- ‘Sudden Stoppers’ – We are all trying to get somewhere at Comic-Con, so you stopping dead in your tracks to text your mate or take a photo really doesn’t help. In fact, it creates a big build up of foot traffic behind you. Chances are you suddenly stopping will then have people bumping into you because they are right behind you anyway. If you want to text or take photos maybe step to the side.
- Exhibitor Amnesia – If you have a stand selling or giving away stuff, please please please know what you have available on your booth. To keep saying “I’m not sure” or “Come back later” just doesn’t help us wanting what you have. SDCC is non-stop all weekend; we probably don’t have time to keep swanning back every few hours just to see if you have finally found out the answer to my question.
- Jaywalking on West Harbour Drive – That little off shoot of Harbour Drive that is right in front of the Convention Centre is perfect for walking along. But we aren’t allowed to because we get shouted at by security and/or the Police. Look, I’m an adult I know how to cross the road and also move out of the way if a shuttle bus is coming through. You don’t need to bark at me like a child crossing his first ever road.

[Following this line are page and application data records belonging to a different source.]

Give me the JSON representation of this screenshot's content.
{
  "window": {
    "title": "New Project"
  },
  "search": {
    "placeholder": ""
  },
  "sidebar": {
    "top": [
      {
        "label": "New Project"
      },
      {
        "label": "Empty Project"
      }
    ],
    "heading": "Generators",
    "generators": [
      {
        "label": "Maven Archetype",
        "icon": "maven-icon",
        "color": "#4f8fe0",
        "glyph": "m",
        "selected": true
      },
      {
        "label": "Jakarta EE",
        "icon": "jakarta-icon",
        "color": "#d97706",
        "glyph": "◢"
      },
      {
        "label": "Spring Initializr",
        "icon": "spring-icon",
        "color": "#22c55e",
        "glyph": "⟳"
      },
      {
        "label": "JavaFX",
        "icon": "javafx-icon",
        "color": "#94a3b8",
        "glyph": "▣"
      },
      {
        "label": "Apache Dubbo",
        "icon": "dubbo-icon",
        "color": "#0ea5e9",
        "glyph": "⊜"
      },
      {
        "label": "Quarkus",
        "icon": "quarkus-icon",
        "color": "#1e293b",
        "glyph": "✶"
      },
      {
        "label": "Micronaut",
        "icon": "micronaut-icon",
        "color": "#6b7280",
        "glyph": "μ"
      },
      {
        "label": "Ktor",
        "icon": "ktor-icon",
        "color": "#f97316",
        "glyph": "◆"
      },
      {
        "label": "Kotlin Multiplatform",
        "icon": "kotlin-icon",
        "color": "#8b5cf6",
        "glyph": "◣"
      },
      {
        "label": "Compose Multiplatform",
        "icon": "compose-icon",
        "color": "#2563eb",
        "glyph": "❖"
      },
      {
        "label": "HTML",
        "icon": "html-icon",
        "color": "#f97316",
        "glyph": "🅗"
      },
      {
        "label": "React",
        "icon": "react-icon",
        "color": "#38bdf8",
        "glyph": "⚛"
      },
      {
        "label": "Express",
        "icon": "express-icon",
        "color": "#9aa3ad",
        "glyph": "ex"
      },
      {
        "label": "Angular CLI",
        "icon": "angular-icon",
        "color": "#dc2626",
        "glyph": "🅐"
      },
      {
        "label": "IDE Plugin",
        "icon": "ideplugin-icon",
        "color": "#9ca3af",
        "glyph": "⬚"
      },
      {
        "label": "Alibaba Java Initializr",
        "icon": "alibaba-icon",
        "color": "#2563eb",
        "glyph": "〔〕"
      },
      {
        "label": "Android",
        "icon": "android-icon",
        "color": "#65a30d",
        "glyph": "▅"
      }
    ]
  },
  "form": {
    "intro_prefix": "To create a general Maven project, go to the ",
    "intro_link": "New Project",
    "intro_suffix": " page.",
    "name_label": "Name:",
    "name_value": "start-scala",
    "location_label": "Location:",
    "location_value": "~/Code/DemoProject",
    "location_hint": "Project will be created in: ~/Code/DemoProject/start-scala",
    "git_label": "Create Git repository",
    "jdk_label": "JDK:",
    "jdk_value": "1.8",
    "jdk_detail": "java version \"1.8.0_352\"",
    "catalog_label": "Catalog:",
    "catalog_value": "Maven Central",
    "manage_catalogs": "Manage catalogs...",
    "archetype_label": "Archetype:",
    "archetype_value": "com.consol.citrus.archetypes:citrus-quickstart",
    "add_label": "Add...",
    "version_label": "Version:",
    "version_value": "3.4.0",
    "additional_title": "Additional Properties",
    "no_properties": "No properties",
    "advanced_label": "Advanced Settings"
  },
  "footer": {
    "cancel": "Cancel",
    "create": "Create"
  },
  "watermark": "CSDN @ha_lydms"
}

- Smoking Section – There really isn’t much time to have a quick smoke at SDCC, yet if there is time at least give them an area that doesn’t resemble a Game Of Thrones dungeon or behind three rows of iron railings & between two fairly large plants. They are still nerds like us all, just nerds with yellow teeth.
(Leonard: Nah, get rid of ’em! I’m sure we can drift the smokers away on a barge off the bay, all on their lonesome, far far away…!)